The great thing about the characters and story brought to life by these two creators of color is the realism they bring to the story. There is a relatability to the young Nubia L’Shae Johnson that many young people will be able to identify with. In so many ways she is a typical Black American teenaged girl, with two overprotective moms, trying to navigate high school, boys and friendships. Add to that the more nuanced and complicated issues that more and more of today’s youths are embracing and fighting to overcome such as, racial inequality, overzealous police, school violence and bullies.
Just as many readers may be surprised to learn that Nubia is the twin sister of Wonder Woman, Nubia herself is even more surprised upon learning of this astonishing connection in the story.
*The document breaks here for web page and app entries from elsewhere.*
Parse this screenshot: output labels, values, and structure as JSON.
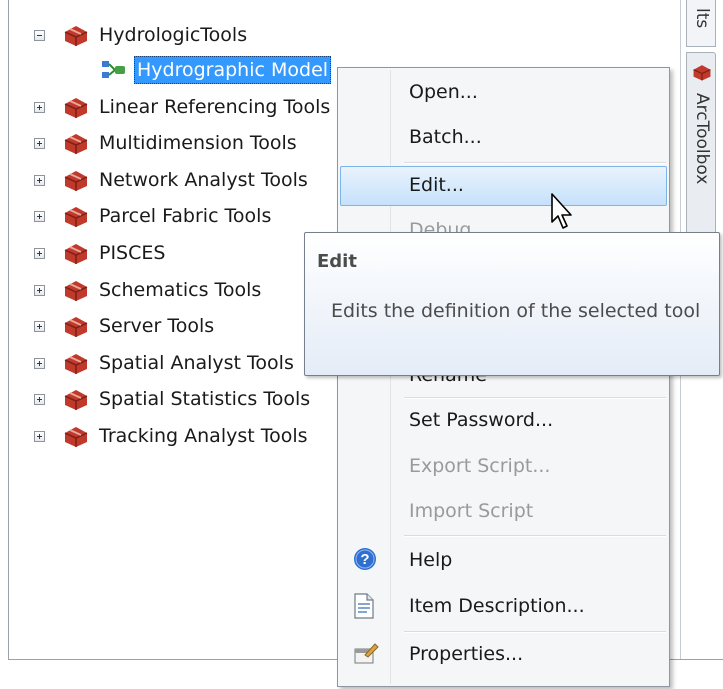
{
  "tree": {
    "items": [
      {
        "label": "HydrologicTools",
        "expanded": true
      },
      {
        "label": "Hydrographic Model",
        "child": true,
        "selected": true
      },
      {
        "label": "Linear Referencing Tools"
      },
      {
        "label": "Multidimension Tools"
      },
      {
        "label": "Network Analyst Tools"
      },
      {
        "label": "Parcel Fabric Tools"
      },
      {
        "label": "PISCES"
      },
      {
        "label": "Schematics Tools"
      },
      {
        "label": "Server Tools"
      },
      {
        "label": "Spatial Analyst Tools"
      },
      {
        "label": "Spatial Statistics Tools"
      },
      {
        "label": "Tracking Analyst Tools"
      }
    ]
  },
  "tabs": {
    "top_label": "lts",
    "arctoolbox_label": "ArcToolbox"
  },
  "menu": {
    "items": [
      {
        "label": "Open...",
        "enabled": true
      },
      {
        "label": "Batch...",
        "enabled": true
      },
      {
        "label": "Edit...",
        "enabled": true,
        "hover": true
      },
      {
        "label": "Debug",
        "enabled": false
      },
      {
        "label": "Rename",
        "enabled": true
      },
      {
        "label": "Set Password...",
        "enabled": true
      },
      {
        "label": "Export Script...",
        "enabled": false
      },
      {
        "label": "Import Script",
        "enabled": false
      },
      {
        "label": "Help",
        "enabled": true,
        "icon": "help-icon"
      },
      {
        "label": "Item Description...",
        "enabled": true,
        "icon": "document-icon"
      },
      {
        "label": "Properties...",
        "enabled": true,
        "icon": "properties-icon"
      }
    ]
  },
  "tooltip": {
    "title": "Edit",
    "body": "Edits the definition of the selected tool"
  },
  "colors": {
    "selection": "#3399ff",
    "menu_hover": "#c6e1fb",
    "toolbox_red": "#c0392b"
  }
}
It really is the moment where she begins to embrace who she is and start to chart her own path. It certainly does not mean that things are any easier for her though and the worth of this powerful and relevant story is in going on this journey with Nubia.
The younger generation of American certainly has many challenges to face and the minorities of that generation have an even higher mountain to climb. Stories like this are so important to read, share and use as a starting point for the conversations we need to have as a nation. The dialogue that can be started is a very important first step to beginning the change we do desperately need.
We recently had a chance to talk with L.L. McKinney and Robyn Smith regarding the project and their feelings about bringing Nubia to life in this YA story. Jace talked in detail with them about many of the aspects of the story especially the concept of Nubia having to hide her abilities because of her skin color. Please join Jace on The Comic Source podcast for the full interview.
Nubia: Real One
Writer – L.L. McKinney, Artist – Robyn Smith, Cover Color – Bex Glendining, Interior Color – Brie Henderson with Bex Glendining & Roby Smith, Letterer – Ariana Maher
You can order the book HERE
Listen to The Comic Source Podcast Interview with L.L. McKinney & Robyn Smith